Makes you feel deadset proud to be an Aussie, doesn’t it? Except, in the marketing world this in-bred optimism has gone walkabout. And the latest research by The Economist Intelligence Unit, commissioned by Marketo, has the proof.
When asked which areas of their business marketing will drive in a few years’ time, less than a third of the Aussie and Kiwi respondents said they’d be influencing corporate strategy. Compare that to half of all the respondents in the rest of the world. We were equally as down on ourselves when it came to influencing a company’s digital strategy. It seems marketers are content to be kept in their box, while overseas their counterparts are spreading their wings and driving change.
No worries. A can-do Aussie would see the problem and bone-up on it. Sadly, it’s not happening. With the emergence of marketing automation, ad-tech and the rise of the internet of things, data will be at the heart of marketing in a few years, if it isn’t already. Yet the research shows that while 45% of American respondents saw data analysis as something they needed to skill-up on, only 25% of ANZ respondents saw the need. Instead, almost a third of us want to develop advertising skills – compared to just 15% of those in the US and Canada.
Fair shake of the sauce bottle
Let’s not be too down on ourselves. The Economist research also asked marketers whether they thought business owners will treat marketing as a revenue driver in the next few years, rather than a cost centre. Almost three quarters of ANZ respondents strongly agreed that was the case. That’s a good thing, except it’s still a few percentage points less than the average across the rest of the world. Dammit.
Perhaps part of problem lies in our sales-driven culture. There’s nothing wrong with a focus on selling, except when it’s rendered in a culture of short-termism. For example, when asked what the term ‘engagement’ means, three quarters of ANZ marketers related it to customer renewals and repeat purchases. Very few related it to brand awareness. It’s a worldwide attitude, although overseas more respondents saw the connection – that greater engagement improves the reputation of a brand, which then helps to drive purchases and, in many cases, enables you to charge a premium.
This focus on sales, rather than margin, was reflected in another question. ANZ marketers were asked how they measured the impact of marketing. We led the field with the answer ‘customer acquisition’, whereas North Americans outnumbered us (almost two to one) with the smarter response: that they measured marketing based on revenue impact. Too smart by half.

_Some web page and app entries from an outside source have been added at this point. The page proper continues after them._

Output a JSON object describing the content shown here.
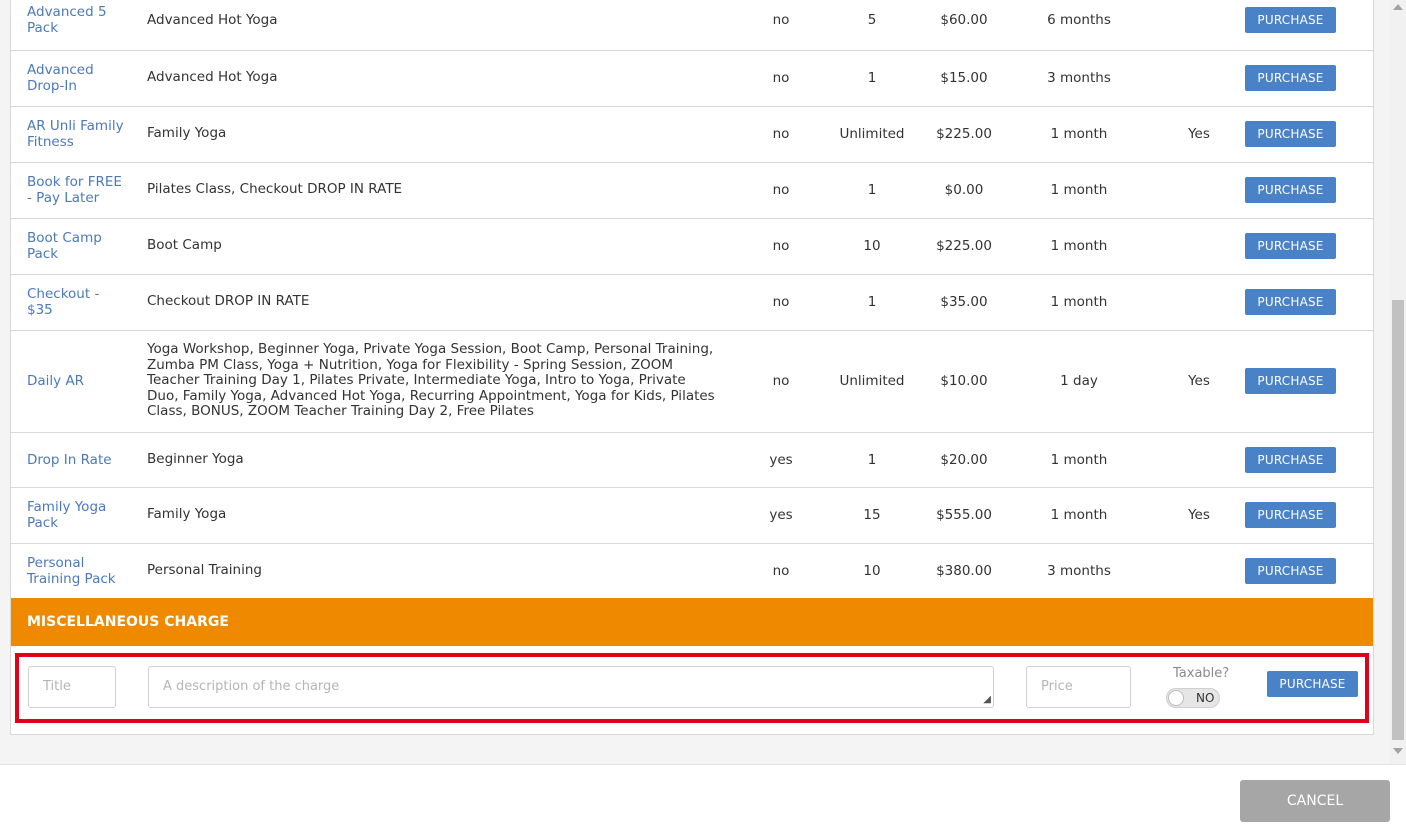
{
  "packages": [
    {
      "name": "Advanced 5 Pack",
      "classes": "Advanced Hot Yoga",
      "col3": "no",
      "sessions": "5",
      "price": "$60.00",
      "expires": "6 months",
      "col7": "",
      "button": "PURCHASE"
    },
    {
      "name": "Advanced Drop-In",
      "classes": "Advanced Hot Yoga",
      "col3": "no",
      "sessions": "1",
      "price": "$15.00",
      "expires": "3 months",
      "col7": "",
      "button": "PURCHASE"
    },
    {
      "name": "AR Unli Family Fitness",
      "classes": "Family Yoga",
      "col3": "no",
      "sessions": "Unlimited",
      "price": "$225.00",
      "expires": "1 month",
      "col7": "Yes",
      "button": "PURCHASE"
    },
    {
      "name": "Book for FREE - Pay Later",
      "classes": "Pilates Class, Checkout DROP IN RATE",
      "col3": "no",
      "sessions": "1",
      "price": "$0.00",
      "expires": "1 month",
      "col7": "",
      "button": "PURCHASE"
    },
    {
      "name": "Boot Camp Pack",
      "classes": "Boot Camp",
      "col3": "no",
      "sessions": "10",
      "price": "$225.00",
      "expires": "1 month",
      "col7": "",
      "button": "PURCHASE"
    },
    {
      "name": "Checkout - $35",
      "classes": "Checkout DROP IN RATE",
      "col3": "no",
      "sessions": "1",
      "price": "$35.00",
      "expires": "1 month",
      "col7": "",
      "button": "PURCHASE"
    },
    {
      "name": "Daily AR",
      "classes": "Yoga Workshop, Beginner Yoga, Private Yoga Session, Boot Camp, Personal Training, Zumba PM Class, Yoga + Nutrition, Yoga for Flexibility - Spring Session, ZOOM Teacher Training Day 1, Pilates Private, Intermediate Yoga, Intro to Yoga, Private Duo, Family Yoga, Advanced Hot Yoga, Recurring Appointment, Yoga for Kids, Pilates Class, BONUS, ZOOM Teacher Training Day 2, Free Pilates",
      "col3": "no",
      "sessions": "Unlimited",
      "price": "$10.00",
      "expires": "1 day",
      "col7": "Yes",
      "button": "PURCHASE"
    },
    {
      "name": "Drop In Rate",
      "classes": "Beginner Yoga",
      "col3": "yes",
      "sessions": "1",
      "price": "$20.00",
      "expires": "1 month",
      "col7": "",
      "button": "PURCHASE"
    },
    {
      "name": "Family Yoga Pack",
      "classes": "Family Yoga",
      "col3": "yes",
      "sessions": "15",
      "price": "$555.00",
      "expires": "1 month",
      "col7": "Yes",
      "button": "PURCHASE"
    },
    {
      "name": "Personal Training Pack",
      "classes": "Personal Training",
      "col3": "no",
      "sessions": "10",
      "price": "$380.00",
      "expires": "3 months",
      "col7": "",
      "button": "PURCHASE"
    }
  ],
  "misc": {
    "header": "MISCELLANEOUS CHARGE",
    "title_placeholder": "Title",
    "description_placeholder": "A description of the charge",
    "price_placeholder": "Price",
    "taxable_label": "Taxable?",
    "taxable_value": "NO",
    "button": "PURCHASE"
  },
  "footer": {
    "cancel": "CANCEL"
  },
  "colors": {
    "link": "#4d79b8",
    "button": "#4a82c8",
    "section_header": "#ef8a00",
    "highlight_border": "#e0001a",
    "cancel_button": "#a6a6a6"
  },
  "icons": {
    "resize": "resize-handle-icon",
    "scroll_up": "scroll-up-arrow-icon",
    "scroll_down": "scroll-down-arrow-icon"
  }
}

It seems ANZ marketers are facing a crisis of confidence. The world is changing in exciting ways. Technology is helping talented individuals to build strong relationships with their customers, furthering demand and providing the insights that can help influence corporate strategy. This is the time marketers should be taking the bull by the horns and making a go of it. Many are, but the research seems to show that some aren’t having a bar of it.
James New is APAC marketing director of Marketo.